One problem with electronic payment is that systems require the user to have a bank account. But, the growth of people with bank accounts stopped a couple of decades ago as the government started its war on money laundering, which, ironically, resulted in the unintended consequence of requiring more people to handle dirty paper money. Fewer and fewer people can now qualify for bank accounts. The young, who have no financial track record; the poor; and those in transient occupations are particularly discriminated against and thus are forced to use inefficient, costly and unhygienic paper currency.
Rahn pointed out that, lately, legislators and policymakers have put destruction of the citizen's financial privacy and tax collection above reducing the costs and dangers of physical currency.
The political class is also increasingly requiring banks and other depository institutions to spy on their customers and reveal all transactions to government officials - which gives individuals about as much privacy as having all their expenditures posted on a public Web site.
Rahn stated, "Encryption technology has developed to the point where electronic expenditures can be kept private if governments would only allow it. The fact is, people will not give up the use of paper currency, for good or bad reasons, until they know they will have the same anonymity with electronic money as they do with paper currency.
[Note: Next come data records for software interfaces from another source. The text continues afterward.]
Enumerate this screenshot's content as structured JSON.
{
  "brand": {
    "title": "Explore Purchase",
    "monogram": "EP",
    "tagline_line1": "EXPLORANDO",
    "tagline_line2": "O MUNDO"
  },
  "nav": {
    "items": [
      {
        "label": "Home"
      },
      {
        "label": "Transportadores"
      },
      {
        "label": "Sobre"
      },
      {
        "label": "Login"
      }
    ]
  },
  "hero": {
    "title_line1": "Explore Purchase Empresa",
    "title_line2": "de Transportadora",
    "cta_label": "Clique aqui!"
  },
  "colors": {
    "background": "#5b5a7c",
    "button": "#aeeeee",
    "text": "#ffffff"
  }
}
Meanwhile, each year, millions of people needlessly get sick and thousands die because the folks who run Washington and the other world capitals are too dimwitted to understand the unintended consequences of their financial regulations - or are just plain callous." ("Currency That Kills," moneynews.newmax.com, November 11 2009)